This year’s honorees include a high school librarian and a Maasai warrior who teamed up to bring the Serengeti to schoolchildren in Denver; a modern nomad who is documenting the oral histories of everyday Americans; a 29-year-old grad student who has established the Bread Houses Network in 12 countries, where people from all cultures and walks of life can bake bread together, share stories and form friendships; and a 15-year-old online travel host who scripts and stars in a video series that reveals the world through the eyes and experiences of young people.
The 2012 Travelers of the Year are:
- Paula Busey and Samwel Melami Langidare Mollel, who teamed up to bring the Maasai culture to kids in Colorado;
- Heather Greenwood Davis; husband, Ishmael; and sons, Ethan, 10, and Cameron, 8, who chronicled their yearlong, round-the-world adventure on globetrottingmama.com;
- Diana Gross, a teacher whose globe-spanning goal is to digitally connect students and teachers by bringing technical education and video training to underserved communities;
- Theron Humphrey, who took a year to see America and record the story of one person on film and video every day;
- Mary Jean Jecklin and Kelley Rea, who, through their website PACforkids.com, help travelers to developing countries identify how, why, where and what to give to needy children living there;
- Booker Mitchell, a Manhattan high-schooler who brings off-the-rails adventures to a new generation;
- Robert Pennicott, who led the first-ever circumnavigation of Australia by rubber dinghy to raise funds for conservation and polio eradication;
- Amy Russell, who is walking the length of Africa to raise funds for clean water;
- Nadezhda Savova, who bakes up cross-cultural connections;
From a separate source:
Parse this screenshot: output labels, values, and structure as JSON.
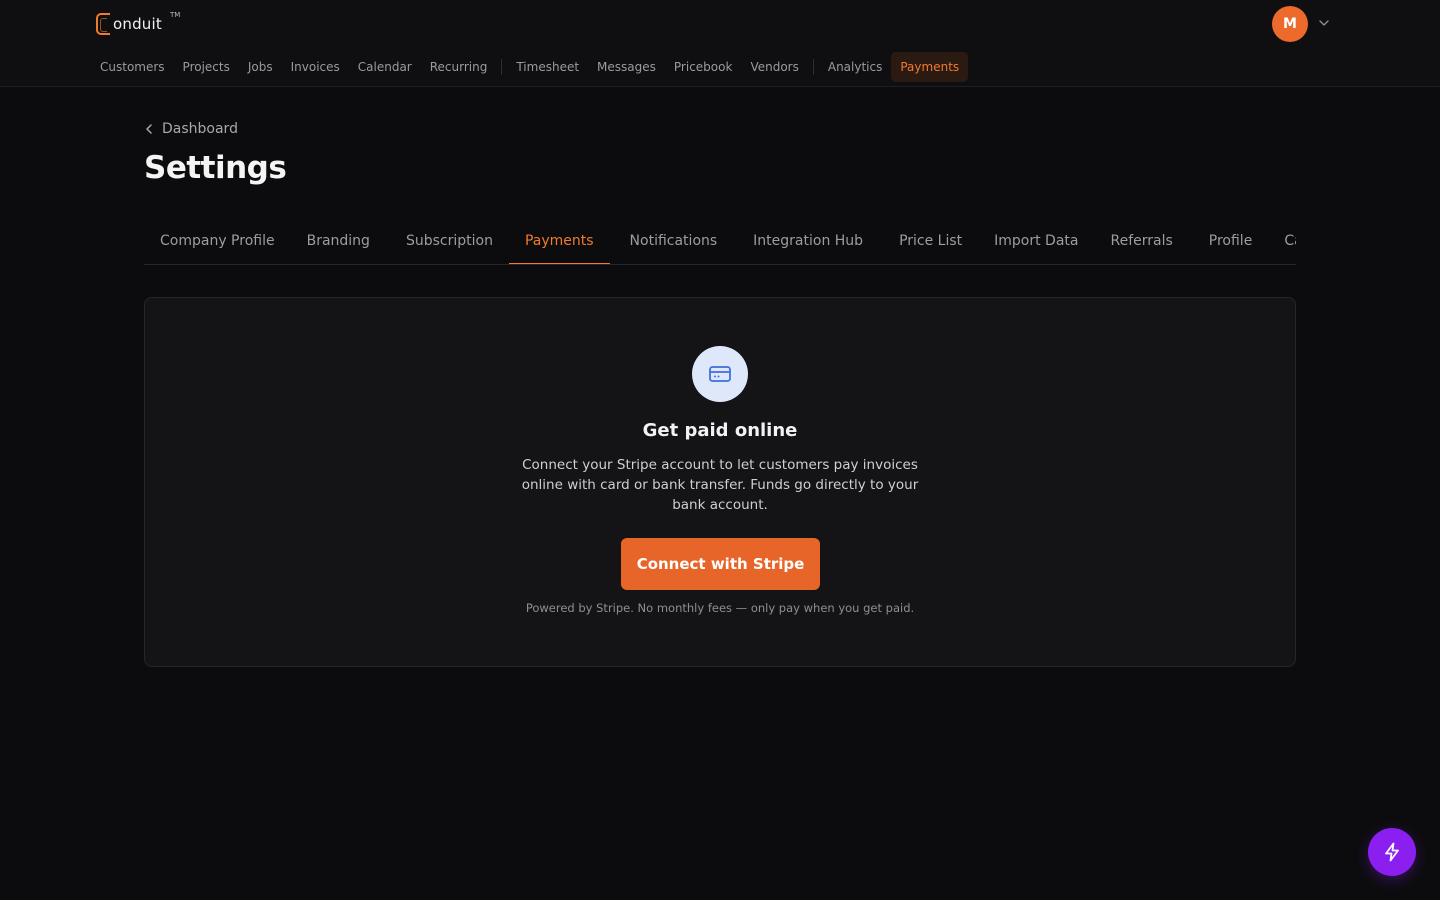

- Linda Yuen, an 85-year-old who travels the world, continually seeking new destinations and experiences.
“We sifted through hundreds of nominations to pick world-shaking people on innovative missions,” said George Stone, contributing editor of National Geographic Traveler. “Each of these dedicated voluntourists, green-minded adventurers and culture-embracing pilgrims reminds us that we have the power to reach beyond the bubble of our daily lives, learn from locals in far-flung places and make a difference both around the world and in our own neighborhoods.”
As most of us know, traveling is more than just visiting places and taking photos. It’s about really learning about a place, the culture and its people.
To learn more about each Traveler of the Year through photos and interviews, check out the December 2012/January 2013 issue of National Geographic Traveler magazine which hits newsstands on Tuesday, December 4 or click here.